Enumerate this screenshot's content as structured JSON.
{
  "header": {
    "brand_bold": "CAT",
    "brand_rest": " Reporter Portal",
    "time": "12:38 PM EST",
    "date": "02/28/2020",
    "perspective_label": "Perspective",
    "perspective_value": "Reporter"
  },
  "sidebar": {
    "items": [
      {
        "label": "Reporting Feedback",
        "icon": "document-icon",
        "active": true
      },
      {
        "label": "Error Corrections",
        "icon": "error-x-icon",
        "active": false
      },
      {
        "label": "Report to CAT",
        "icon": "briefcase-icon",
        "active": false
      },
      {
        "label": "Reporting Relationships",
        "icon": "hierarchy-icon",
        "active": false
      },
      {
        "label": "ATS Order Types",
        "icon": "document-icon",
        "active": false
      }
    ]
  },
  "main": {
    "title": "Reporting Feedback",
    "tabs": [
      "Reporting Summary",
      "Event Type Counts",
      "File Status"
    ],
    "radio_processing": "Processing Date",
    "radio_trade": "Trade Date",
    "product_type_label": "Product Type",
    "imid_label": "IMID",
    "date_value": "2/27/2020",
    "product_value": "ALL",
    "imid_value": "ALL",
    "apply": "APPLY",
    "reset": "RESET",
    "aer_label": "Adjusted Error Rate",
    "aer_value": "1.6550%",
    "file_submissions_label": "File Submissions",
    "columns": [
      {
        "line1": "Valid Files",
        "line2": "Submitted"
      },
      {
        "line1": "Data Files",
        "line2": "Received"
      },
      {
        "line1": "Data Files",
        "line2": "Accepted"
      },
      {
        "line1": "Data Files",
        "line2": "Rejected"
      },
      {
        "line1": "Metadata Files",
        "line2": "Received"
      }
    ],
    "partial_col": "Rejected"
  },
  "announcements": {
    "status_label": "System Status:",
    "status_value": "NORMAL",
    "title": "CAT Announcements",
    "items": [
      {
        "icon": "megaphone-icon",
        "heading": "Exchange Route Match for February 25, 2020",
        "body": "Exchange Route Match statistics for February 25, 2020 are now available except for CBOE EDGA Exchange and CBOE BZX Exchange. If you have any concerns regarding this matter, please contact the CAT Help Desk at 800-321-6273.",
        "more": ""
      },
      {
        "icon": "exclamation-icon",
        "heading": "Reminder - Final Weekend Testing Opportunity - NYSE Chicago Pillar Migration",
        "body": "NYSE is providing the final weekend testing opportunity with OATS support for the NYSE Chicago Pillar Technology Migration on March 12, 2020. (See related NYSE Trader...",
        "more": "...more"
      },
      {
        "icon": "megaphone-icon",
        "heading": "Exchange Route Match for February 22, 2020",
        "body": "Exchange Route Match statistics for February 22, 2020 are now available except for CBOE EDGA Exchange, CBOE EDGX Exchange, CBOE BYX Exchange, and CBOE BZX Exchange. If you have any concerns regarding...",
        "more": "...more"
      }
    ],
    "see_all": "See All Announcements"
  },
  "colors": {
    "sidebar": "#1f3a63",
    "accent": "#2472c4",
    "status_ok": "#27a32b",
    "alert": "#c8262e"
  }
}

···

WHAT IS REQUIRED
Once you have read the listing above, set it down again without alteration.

RESULT OF THIS EXERCISE
Enumerate this screenshot's content as structured JSON.
{
  "header": {
    "brand_bold": "CAT",
    "brand_rest": " Reporter Portal",
    "time": "12:38 PM EST",
    "date": "02/28/2020",
    "perspective_label": "Perspective",
    "perspective_value": "Reporter"
  },
  "sidebar": {
    "items": [
      {
        "label": "Reporting Feedback",
        "icon": "document-icon",
        "active": true
      },
      {
        "label": "Error Corrections",
        "icon": "error-x-icon",
        "active": false
      },
      {
        "label": "Report to CAT",
        "icon": "briefcase-icon",
        "active": false
      },
      {
        "label": "Reporting Relationships",
        "icon": "hierarchy-icon",
        "active": false
      },
      {
        "label": "ATS Order Types",
        "icon": "document-icon",
        "active": false
      }
    ]
  },
  "main": {
    "title": "Reporting Feedback",
    "tabs": [
      "Reporting Summary",
      "Event Type Counts",
      "File Status"
    ],
    "radio_processing": "Processing Date",
    "radio_trade": "Trade Date",
    "product_type_label": "Product Type",
    "imid_label": "IMID",
    "date_value": "2/27/2020",
    "product_value": "ALL",
    "imid_value": "ALL",
    "apply": "APPLY",
    "reset": "RESET",
    "aer_label": "Adjusted Error Rate",
    "aer_value": "1.6550%",
    "file_submissions_label": "File Submissions",
    "columns": [
      {
        "line1": "Valid Files",
        "line2": "Submitted"
      },
      {
        "line1": "Data Files",
        "line2": "Received"
      },
      {
        "line1": "Data Files",
        "line2": "Accepted"
      },
      {
        "line1": "Data Files",
        "line2": "Rejected"
      },
      {
        "line1": "Metadata Files",
        "line2": "Received"
      }
    ],
    "partial_col": "Rejected"
  },
  "announcements": {
    "status_label": "System Status:",
    "status_value": "NORMAL",
    "title": "CAT Announcements",
    "items": [
      {
        "icon": "megaphone-icon",
        "heading": "Exchange Route Match for February 25, 2020",
        "body": "Exchange Route Match statistics for February 25, 2020 are now available except for CBOE EDGA Exchange and CBOE BZX Exchange. If you have any concerns regarding this matter, please contact the CAT Help Desk at 800-321-6273.",
        "more": ""
      },
      {
        "icon": "exclamation-icon",
        "heading": "Reminder - Final Weekend Testing Opportunity - NYSE Chicago Pillar Migration",
        "body": "NYSE is providing the final weekend testing opportunity with OATS support for the NYSE Chicago Pillar Technology Migration on March 12, 2020. (See related NYSE Trader...",
        "more": "...more"
      },
      {
        "icon": "megaphone-icon",
        "heading": "Exchange Route Match for February 22, 2020",
        "body": "Exchange Route Match statistics for February 22, 2020 are now available except for CBOE EDGA Exchange, CBOE EDGX Exchange, CBOE BYX Exchange, and CBOE BZX Exchange. If you have any concerns regarding...",
        "more": "...more"
      }
    ],
    "see_all": "See All Announcements"
  },
  "colors": {
    "sidebar": "#1f3a63",
    "accent": "#2472c4",
    "status_ok": "#27a32b",
    "alert": "#c8262e"
  }
}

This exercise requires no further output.